Canada’s Nurses are making a strong push for a bold vision on prescription drugs and health care as we monitor the negotiations and meet with health ministers next week. We are working with health care stakeholders across the country to develop common positions in advance of the health accord negotiations. One unanimous position held by all stakeholders has been demands for universal prescription drug coverage, and we will be sending that message to ministers.

We will also be watching to ensure governments don’t try and pass off catastrophic drug coverage as a positive step forward. Catastrophic drug coverage has been the model adopted by most provinces as they have had to deal with an increasing number of seniors, sick and impoverished citizens without the ability to secure medication. 

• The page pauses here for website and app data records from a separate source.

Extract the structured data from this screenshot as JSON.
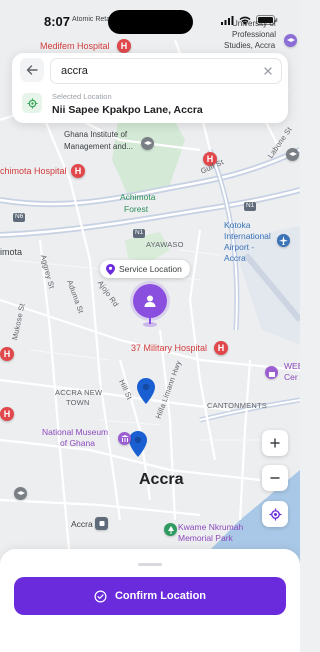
{
  "status_bar": {
    "time": "8:07"
  },
  "search": {
    "query": "accra",
    "selected_caption": "Selected Location",
    "selected_address": "Nii Sapee Kpakpo Lane, Accra"
  },
  "map": {
    "service_chip": "Service Location",
    "labels": {
      "atomic_retail": "Atomic Retail",
      "medifem": "Medifem Hospital",
      "univ1": "University of",
      "univ2": "Professional",
      "univ3": "Studies, Accra",
      "gima1": "Ghana Institute of",
      "gima2": "Management and...",
      "achimota_hosp": "chimota Hospital",
      "achimota_forest1": "Achimota",
      "achimota_forest2": "Forest",
      "gulf": "Gulf St",
      "n6": "N6",
      "n1a": "N1",
      "n1b": "N1",
      "chimota": "imota",
      "ayawaso": "AYAWASO",
      "kotoka1": "Kotoka",
      "kotoka2": "International",
      "kotoka3": "Airport -",
      "kotoka4": "Accra",
      "aggrey": "Aggrey St",
      "mukose": "Mukose St",
      "tesano": "Aduma St",
      "ajojo": "Ajojo Rd",
      "military": "37 Military Hospital",
      "hill": "Hill St",
      "limann": "Hilla Limann Hwy",
      "accra_new_town1": "ACCRA NEW",
      "accra_new_town2": "TOWN",
      "cantonments": "CANTONMENTS",
      "web1": "WEB",
      "web2": "Cer",
      "museum1": "National Museum",
      "museum2": "of Ghana",
      "accra_city": "Accra",
      "accra_small": "Accra",
      "kwame1": "Kwame Nkrumah",
      "kwame2": "Memorial Park",
      "labone": "Labone St"
    }
  },
  "bottom": {
    "confirm_label": "Confirm Location"
  },
  "colors": {
    "accent": "#6a2bdc",
    "marker": "#8b4fe0",
    "hospital": "#e0484c",
    "road": "#ffffff",
    "highway": "#c8d3e6",
    "water": "#a8c6e6",
    "park": "#cfe8d2"
  },
  "icons": [
    "back-arrow-icon",
    "clear-icon",
    "location-target-icon",
    "pin-icon",
    "person-icon",
    "zoom-in-icon",
    "zoom-out-icon",
    "my-location-icon",
    "check-circle-icon"
  ]
}
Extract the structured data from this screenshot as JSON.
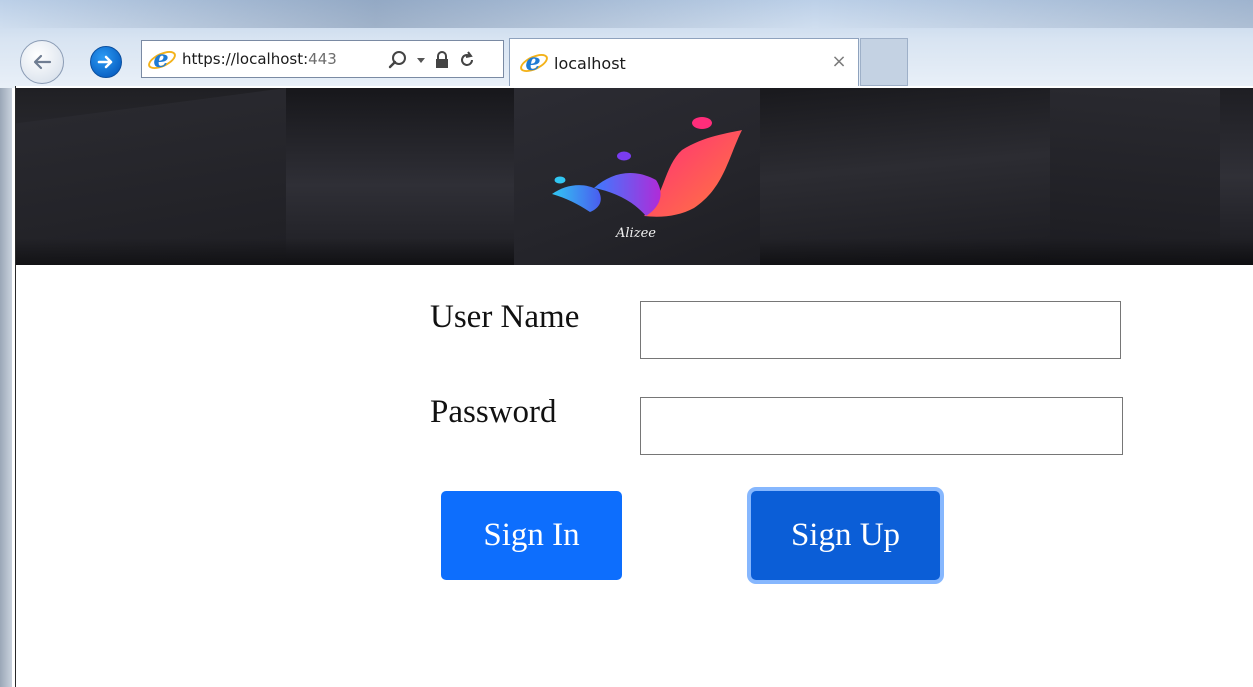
{
  "browser": {
    "url_main": "https://localhost:",
    "url_port": "443",
    "tab_title": "localhost",
    "close_glyph": "×",
    "icons": {
      "back": "back-arrow-icon",
      "forward": "forward-arrow-icon",
      "site": "internet-explorer-icon",
      "search": "search-icon",
      "dropdown": "dropdown-caret-icon",
      "lock": "lock-icon",
      "refresh": "refresh-icon"
    },
    "accent_color": "#0a62c5"
  },
  "banner": {
    "logo_text": "Alizee",
    "logo_colors": [
      "#ff2d7a",
      "#8a2be2",
      "#31c6f2"
    ]
  },
  "login": {
    "username_label": "User Name",
    "username_value": "",
    "password_label": "Password",
    "password_value": "",
    "signin_label": "Sign In",
    "signup_label": "Sign Up",
    "primary_color": "#0d6efd"
  }
}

Catastrophic coverage fails on most levels compared to a universal drug plan and in the longer term blocks meaningful reform while burdening the most vulnerable with essentially a tax on their illness. In addition, employers’ costs would also increase. The answer to dealing with increasing costs and decreasing access (fully 1 out of 10 Canadians cannot afford prescribed medicines) is not a system that leaves prices high and only kicks in when people are in crisis. Only a full prescription drug program can secure a system that is able to negotiate lower costs, increase efficiency, ensure access and coordinate appropriate use. Not moving forward on a national prescription drug plan would be a profound lost opportunity. Let’s ensure we don’t look back with regret but rather celebrate a bold initiative that leads to real change for all Canadians. Now is the time to commit to national prescription drug coverage in Canada.

Source: 
National Newswatch